> Problem statement
Your result will be the set of lines with "Rossi", copied from the material below.

> Supplied records
------------------------------

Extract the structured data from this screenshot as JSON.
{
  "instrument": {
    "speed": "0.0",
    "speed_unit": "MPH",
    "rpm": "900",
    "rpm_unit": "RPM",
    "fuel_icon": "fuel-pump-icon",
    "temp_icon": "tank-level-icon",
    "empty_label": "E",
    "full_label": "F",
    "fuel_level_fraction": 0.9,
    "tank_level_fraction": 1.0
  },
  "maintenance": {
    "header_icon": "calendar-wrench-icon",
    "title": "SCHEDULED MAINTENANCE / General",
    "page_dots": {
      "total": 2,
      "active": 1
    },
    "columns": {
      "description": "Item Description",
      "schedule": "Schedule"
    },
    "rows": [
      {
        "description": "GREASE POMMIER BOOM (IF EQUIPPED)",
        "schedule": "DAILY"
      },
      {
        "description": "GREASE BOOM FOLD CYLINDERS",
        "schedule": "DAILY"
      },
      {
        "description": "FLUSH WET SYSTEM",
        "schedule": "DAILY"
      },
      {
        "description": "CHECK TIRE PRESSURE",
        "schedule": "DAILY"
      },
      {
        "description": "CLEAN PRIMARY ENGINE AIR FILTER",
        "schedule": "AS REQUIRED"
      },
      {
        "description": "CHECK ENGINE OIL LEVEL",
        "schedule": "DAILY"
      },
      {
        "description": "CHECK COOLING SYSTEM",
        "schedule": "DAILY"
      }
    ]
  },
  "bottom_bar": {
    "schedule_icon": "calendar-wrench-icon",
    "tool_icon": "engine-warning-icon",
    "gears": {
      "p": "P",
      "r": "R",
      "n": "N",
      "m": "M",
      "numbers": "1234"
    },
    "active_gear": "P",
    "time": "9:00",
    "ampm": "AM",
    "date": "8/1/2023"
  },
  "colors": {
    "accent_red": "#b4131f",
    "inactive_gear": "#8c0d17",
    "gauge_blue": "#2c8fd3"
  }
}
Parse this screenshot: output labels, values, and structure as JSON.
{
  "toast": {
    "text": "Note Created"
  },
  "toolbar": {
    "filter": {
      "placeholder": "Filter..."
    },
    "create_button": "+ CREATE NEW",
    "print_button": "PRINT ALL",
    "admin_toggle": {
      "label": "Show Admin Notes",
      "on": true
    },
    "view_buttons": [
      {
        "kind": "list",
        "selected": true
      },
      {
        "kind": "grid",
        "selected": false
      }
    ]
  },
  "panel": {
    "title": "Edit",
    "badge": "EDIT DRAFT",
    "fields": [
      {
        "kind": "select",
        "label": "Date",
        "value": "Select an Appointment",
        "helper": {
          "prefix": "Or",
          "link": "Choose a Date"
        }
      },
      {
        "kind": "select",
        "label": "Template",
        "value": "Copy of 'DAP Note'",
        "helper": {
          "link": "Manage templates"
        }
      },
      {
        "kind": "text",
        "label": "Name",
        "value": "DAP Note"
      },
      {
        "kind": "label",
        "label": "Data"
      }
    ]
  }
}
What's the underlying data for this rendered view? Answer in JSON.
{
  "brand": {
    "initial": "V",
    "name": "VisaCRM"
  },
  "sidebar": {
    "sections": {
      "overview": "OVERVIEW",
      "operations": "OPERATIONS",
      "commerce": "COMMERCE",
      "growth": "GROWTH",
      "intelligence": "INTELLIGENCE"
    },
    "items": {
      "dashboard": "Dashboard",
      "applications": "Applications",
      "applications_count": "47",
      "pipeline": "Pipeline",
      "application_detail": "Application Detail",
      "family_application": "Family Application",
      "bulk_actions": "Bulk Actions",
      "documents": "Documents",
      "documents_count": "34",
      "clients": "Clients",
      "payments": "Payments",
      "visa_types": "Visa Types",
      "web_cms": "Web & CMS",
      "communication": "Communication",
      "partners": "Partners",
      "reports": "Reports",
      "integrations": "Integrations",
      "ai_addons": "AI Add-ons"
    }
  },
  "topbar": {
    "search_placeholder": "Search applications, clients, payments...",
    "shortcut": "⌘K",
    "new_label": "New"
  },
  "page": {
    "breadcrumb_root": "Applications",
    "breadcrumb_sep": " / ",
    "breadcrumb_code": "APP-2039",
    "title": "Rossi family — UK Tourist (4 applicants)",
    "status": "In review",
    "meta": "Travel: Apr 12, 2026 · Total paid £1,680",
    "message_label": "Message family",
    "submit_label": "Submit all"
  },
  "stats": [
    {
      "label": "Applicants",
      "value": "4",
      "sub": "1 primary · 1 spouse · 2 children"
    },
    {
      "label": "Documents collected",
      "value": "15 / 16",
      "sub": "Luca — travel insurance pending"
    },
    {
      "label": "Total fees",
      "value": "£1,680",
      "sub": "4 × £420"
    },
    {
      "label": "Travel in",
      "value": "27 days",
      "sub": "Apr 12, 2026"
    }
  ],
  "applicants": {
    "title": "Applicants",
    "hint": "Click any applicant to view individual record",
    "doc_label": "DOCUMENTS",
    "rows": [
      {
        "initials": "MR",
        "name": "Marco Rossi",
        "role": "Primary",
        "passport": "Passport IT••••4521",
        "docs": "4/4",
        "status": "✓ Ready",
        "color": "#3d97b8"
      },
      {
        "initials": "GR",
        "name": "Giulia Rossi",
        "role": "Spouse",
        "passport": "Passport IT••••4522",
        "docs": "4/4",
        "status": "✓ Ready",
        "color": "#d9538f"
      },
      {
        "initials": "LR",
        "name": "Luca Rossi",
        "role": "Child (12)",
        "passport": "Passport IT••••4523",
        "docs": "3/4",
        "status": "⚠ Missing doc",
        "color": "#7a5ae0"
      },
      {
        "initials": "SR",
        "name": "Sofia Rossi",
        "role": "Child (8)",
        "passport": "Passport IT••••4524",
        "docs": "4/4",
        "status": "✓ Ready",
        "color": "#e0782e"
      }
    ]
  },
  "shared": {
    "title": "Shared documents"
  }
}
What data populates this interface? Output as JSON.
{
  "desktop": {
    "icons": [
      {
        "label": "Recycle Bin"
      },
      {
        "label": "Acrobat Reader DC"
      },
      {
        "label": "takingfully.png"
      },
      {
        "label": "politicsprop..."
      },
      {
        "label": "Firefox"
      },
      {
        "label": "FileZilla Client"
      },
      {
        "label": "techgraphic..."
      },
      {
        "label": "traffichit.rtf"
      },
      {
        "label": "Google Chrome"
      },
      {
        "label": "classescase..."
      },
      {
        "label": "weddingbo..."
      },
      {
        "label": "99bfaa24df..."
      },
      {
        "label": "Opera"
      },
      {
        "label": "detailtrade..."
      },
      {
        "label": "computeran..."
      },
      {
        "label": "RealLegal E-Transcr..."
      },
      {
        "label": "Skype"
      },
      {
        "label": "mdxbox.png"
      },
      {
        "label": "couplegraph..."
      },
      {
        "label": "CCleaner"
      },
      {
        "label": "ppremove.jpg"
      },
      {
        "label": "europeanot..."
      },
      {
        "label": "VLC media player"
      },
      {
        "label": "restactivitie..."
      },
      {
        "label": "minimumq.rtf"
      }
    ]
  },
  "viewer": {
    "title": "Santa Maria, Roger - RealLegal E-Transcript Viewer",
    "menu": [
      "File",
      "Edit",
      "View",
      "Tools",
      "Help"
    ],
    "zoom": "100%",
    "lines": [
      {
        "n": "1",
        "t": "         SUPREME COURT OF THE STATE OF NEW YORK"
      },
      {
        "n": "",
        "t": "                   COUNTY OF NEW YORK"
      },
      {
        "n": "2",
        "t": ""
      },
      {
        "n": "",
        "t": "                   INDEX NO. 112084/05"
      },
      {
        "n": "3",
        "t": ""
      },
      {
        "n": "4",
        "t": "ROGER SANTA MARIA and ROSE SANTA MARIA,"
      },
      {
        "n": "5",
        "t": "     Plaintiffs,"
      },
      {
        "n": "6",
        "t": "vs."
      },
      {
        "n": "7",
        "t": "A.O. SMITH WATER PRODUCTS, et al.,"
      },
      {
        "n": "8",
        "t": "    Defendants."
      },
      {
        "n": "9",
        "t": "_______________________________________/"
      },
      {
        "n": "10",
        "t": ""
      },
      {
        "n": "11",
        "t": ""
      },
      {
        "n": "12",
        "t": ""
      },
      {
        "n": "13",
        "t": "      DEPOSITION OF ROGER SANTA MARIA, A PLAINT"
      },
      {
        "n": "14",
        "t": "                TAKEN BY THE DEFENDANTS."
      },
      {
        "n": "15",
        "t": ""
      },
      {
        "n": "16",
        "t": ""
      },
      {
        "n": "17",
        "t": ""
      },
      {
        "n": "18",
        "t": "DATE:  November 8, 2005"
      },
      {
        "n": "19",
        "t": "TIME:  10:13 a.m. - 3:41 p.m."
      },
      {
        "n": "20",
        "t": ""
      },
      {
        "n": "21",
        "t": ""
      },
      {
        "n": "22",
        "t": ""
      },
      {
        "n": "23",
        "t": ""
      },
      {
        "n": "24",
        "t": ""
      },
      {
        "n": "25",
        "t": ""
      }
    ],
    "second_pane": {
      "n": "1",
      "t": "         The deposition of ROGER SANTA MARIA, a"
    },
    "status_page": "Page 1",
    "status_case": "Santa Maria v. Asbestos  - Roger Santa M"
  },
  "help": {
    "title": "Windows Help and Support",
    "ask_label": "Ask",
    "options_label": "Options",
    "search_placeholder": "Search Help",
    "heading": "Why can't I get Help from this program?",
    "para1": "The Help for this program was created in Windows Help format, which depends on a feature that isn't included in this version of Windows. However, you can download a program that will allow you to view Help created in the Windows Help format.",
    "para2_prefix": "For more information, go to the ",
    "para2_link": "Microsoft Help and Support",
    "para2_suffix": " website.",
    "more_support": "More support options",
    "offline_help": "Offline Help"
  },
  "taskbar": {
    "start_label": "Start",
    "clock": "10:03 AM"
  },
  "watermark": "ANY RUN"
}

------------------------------

> Result of the task
    "title": "Rossi family — UK Tourist (4 applicants)",
        "name": "Marco Rossi",
        "name": "Giulia Rossi",
        "name": "Luca Rossi",
        "name": "Sofia Rossi",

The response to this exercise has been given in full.